Editing WPF Controls

To create a new WPF control from within Visual Studio, we usually choose “Add > User Control (WPF…)” from the solution context menu.

Adding a UserControl in Visual Studio

This creates two files, the [filename].xaml:

<UserControl x:Class="WpfApp1.UserControl1"
             d:DesignHeight="100" d:DesignWidth="400">

and the codebehind for that XAML file, [filename].xaml.cs (where [filename] is the name you supplied):

using System;
using System.Collections.Generic;
using System.Collections.ObjectModel;
using System.Text;
using System.Windows;
using System.Windows.Controls;
using System.Windows.Data;
using System.Windows.Documents;
using System.Windows.Input;
using System.Windows.Media;
using System.Windows.Media.Imaging;
using System.Windows.Navigation;
using System.Windows.Shapes;

namespace WpfApp1
    /// <summary>
    /// Interaction logic for UserControl1.xaml
    /// </summary>
    public partial class UserControl1 : UserControl
        public UserControl1()


As was mentioned previously, the InitializeComponent() call in the constructor is what builds the structure specified in the XAML file to the object, so it should not be removed, nor should any manipulation of that structure be done before this method invocation.


Most custom controls are subclasses of the UserControl class, and choosing this option has Visual Studio create the boilerplate for us. However, if you need to extend a specific control, i.e. a ListView, it is often easiest to start with a UserControl made this way, and then change the base class to ListView in the [filename].xaml.cs file, as well as changing the <UserControl> element to a <ListView> element in the [filename].xaml.

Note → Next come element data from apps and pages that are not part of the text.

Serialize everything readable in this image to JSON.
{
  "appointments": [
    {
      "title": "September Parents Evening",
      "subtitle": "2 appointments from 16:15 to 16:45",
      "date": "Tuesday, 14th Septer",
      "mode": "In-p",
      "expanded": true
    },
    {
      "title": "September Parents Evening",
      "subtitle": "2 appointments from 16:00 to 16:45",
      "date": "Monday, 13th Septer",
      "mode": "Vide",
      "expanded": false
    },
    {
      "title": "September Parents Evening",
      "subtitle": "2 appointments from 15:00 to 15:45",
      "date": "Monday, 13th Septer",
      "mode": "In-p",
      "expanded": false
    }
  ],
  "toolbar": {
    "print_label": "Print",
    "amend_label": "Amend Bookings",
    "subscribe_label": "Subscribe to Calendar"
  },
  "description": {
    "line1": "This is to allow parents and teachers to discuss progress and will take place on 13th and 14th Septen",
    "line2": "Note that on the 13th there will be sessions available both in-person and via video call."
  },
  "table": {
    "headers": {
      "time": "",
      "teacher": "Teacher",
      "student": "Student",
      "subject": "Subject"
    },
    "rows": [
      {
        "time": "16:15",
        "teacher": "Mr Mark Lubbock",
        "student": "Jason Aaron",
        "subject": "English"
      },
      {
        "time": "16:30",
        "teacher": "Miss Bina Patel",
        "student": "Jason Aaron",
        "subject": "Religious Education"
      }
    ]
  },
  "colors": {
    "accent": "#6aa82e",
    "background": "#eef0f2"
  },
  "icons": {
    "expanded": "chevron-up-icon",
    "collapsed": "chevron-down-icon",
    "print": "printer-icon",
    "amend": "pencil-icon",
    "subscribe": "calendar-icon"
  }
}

Namespaces and Assemblies

Also, notice how the attributes of the control in the XAML file contain a local namespace:


This is the equivalent of a using statement for XAML; it creates the local namespace and ties it to the project’s primary namespace. We can then create an element corresponding to any class in that namespace. Let’s say we have another custom control, ThingAMaJig that we want to utilize in this control. We can use the element notation to add it to our grid:


Note that we must preface the class name in the element with the local namespace, with a colon (:) separating the two.

We can also add additional namespace statements. For example:


This brings in the System namespace, so now we can use the classes and types defined there, i.e String:

<system:String>Hello World!</system:String>

Note that for the namespace attribute, we also included the assembly information. This is necessary for any assemblies that are not defined by this project (i.e. exist in their own DLL files).

The WPF Editor

In Visual Studio, opening a WPF XAML file will open a special editor that provides a side-by-side visual and XAML code editors for the control:

The Visual Studio WPF XAML Editor

As you edit the XAML, it also updates the visualization in the visual editor. Also, many element properties can be edited from the visual editor or the properties pane - and these changes are automatically applied to the XAML. And, just like with Windows Forms, you can drag controls from the toolbox into the visualization to add them to the layout.

However, you will likely find yourselves often directly editing the XAML. This is often the fastest and most foolproof way of editing WPF controls. Remember that in WPF controls resize to fit the available space, and are not positioned by coordinates. For this reason, the visual editor will actually apply margins instead of positioning elements, which can cause unexpected results if your application is viewed at a different resolution (including some controls being inaccessible as they are covered by other controls).

A couple of buttons in the editor deserve some closer attention:

Visual Studio WPF XAML Editor Button Detail 1

  1. The zoom factor in the design editor
  2. Refreshes the design editor - sometimes it hangs on re-rendering, and you need to click this.
  3. Toggles rendering effects (These use the graphics hardware, and can be computationally involved. Turning them off can improve performance on weaker machines)
  4. Toggles the snap grid (provides grid lines for easier layout)
  5. Toggles snap-to-grid
  6. Toggles the artboard background (which provides a checkered background to make it easier to judge what is transparent)
  7. Toggles snapping to snap lines (those lines that appear between controls to help you align them)
  8. Toggles showing platform-only vs. all controls (for when targeting multiple platforms)

Visual Studio WPF XAML Editor Button Detail 2

  1. Switches to a vertical split between the design editor and XAML editor
  2. Switches to a horizontal split between the design editor and XAML editor
  3. Switches to showing only the design editor or XAML editor